The Legislature adjourned the second special session of 2020 early this morning without passing a bonding bill.

Just last week there appeared to be a glimmer of hope that the Legislature might pass a bonding bill. On July 14, the House Ways and Means Committee advanced a $1.35 billion bill, Special Session HF 3, that contained funding for many CGMC priorities (such as water infrastructure and local roads and bridges) and several individual projects for CGMC member cities. The full House then took the bill up for a vote last night, but it did not pass. Although all members of the DFL majority voted for the bill, a bonding bill requires votes from three-fifths of each body. At least six Republicans would have had to join the Democrats for the bill to pass, but all House members stuck to their party lines.

The major factor that doomed the bill was continuing disagreement between House Minority Leader Kurt Daudt (R-Crown) and both Gov. Walz and the DFL House majority. In the days leading up to Monday’s vote, Rep. Daudt repeatedly said that he and his GOP colleagues in the House would not vote for a bonding bill due to concerns about the Governor’s continuing peacetime emergency powers. Although many had hoped that these differences could be ironed out, Rep. Daudt announced early Monday morning that his caucus would not vote for a bonding bill. He also pointed to several items in the bill, including rail and transit projects, as non-starters for his caucus. After that announcement, any momentum for passing a bonding bill this special session sputtered out.  

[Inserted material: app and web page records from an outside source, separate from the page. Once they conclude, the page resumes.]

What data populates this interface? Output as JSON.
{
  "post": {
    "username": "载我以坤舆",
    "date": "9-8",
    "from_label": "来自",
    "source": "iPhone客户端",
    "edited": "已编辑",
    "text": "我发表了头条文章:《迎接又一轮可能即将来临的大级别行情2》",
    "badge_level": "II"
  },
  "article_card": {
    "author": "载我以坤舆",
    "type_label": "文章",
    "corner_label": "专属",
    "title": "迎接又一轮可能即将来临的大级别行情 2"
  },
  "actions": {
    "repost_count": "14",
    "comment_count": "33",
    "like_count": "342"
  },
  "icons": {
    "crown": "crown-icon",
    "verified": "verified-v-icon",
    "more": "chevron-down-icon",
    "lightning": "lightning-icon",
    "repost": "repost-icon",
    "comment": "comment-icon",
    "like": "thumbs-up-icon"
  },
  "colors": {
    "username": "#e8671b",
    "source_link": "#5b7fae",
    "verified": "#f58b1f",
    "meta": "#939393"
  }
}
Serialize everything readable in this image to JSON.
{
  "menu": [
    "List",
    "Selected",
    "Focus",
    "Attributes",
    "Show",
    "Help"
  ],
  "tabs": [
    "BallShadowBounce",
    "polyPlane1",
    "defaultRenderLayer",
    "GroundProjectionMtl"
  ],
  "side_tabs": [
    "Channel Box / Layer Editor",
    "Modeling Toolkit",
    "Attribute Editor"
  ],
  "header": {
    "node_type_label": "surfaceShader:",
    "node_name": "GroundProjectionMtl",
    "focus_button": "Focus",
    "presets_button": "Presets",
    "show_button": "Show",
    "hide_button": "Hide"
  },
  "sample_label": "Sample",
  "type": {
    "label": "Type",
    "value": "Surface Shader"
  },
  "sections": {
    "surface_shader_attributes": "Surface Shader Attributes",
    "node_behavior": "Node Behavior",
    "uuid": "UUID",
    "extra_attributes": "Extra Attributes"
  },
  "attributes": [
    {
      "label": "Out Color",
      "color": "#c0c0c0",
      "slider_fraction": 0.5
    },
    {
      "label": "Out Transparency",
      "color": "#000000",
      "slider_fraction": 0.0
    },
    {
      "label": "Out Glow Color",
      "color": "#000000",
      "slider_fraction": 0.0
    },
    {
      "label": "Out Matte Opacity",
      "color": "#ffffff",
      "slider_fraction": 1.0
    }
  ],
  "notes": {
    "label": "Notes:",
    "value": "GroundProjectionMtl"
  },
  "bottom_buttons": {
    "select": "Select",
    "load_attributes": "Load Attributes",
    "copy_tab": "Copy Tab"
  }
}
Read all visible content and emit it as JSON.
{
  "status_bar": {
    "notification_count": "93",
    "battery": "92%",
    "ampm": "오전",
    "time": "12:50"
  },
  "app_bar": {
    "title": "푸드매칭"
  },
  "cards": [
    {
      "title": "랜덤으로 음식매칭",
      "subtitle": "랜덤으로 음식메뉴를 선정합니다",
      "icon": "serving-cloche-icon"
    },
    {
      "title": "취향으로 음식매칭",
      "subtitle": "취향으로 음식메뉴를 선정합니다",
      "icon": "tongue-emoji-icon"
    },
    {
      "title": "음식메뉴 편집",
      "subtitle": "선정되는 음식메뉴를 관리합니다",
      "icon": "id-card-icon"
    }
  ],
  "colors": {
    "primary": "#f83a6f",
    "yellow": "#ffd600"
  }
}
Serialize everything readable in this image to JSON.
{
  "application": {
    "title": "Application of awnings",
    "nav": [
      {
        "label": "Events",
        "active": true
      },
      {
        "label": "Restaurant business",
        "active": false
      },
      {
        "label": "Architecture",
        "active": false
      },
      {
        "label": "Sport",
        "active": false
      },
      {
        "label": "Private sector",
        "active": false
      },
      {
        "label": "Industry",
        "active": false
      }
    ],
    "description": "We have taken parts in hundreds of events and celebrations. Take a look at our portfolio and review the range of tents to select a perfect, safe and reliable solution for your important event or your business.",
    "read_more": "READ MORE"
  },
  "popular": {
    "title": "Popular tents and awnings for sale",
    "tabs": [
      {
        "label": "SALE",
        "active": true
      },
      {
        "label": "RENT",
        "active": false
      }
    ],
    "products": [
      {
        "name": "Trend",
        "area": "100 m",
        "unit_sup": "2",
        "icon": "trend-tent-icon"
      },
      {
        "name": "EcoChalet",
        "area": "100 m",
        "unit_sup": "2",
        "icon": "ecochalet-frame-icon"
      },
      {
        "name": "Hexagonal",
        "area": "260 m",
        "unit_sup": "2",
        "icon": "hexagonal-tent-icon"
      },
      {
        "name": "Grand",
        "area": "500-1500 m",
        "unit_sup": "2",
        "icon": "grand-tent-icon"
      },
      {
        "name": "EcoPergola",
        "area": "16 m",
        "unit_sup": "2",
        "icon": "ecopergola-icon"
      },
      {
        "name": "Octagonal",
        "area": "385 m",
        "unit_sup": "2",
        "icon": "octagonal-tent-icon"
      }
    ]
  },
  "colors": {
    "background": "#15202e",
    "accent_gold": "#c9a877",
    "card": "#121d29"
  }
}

Throughout the day on Monday, the Governor and key legislative leaders negotiated behind closed doors, but it appears that police reform was the main focus of those discussions. The House finally came back into session close to 10 p.m. and took up the bonding bill after midnight. Without any Republican votes, the bill failed. The special session adjourned shortly thereafter.

Although Rep. Daudt has raised the possibility that a bonding bill could get done in August, Senate Majority Leader Paul Gazelka (R-East Gull Lake) has suggested that is unlikely because it is getting close to the November election.

The CGMC is continuing to explore what additional steps can be taken to break this logjam and move forward with a bonding bill.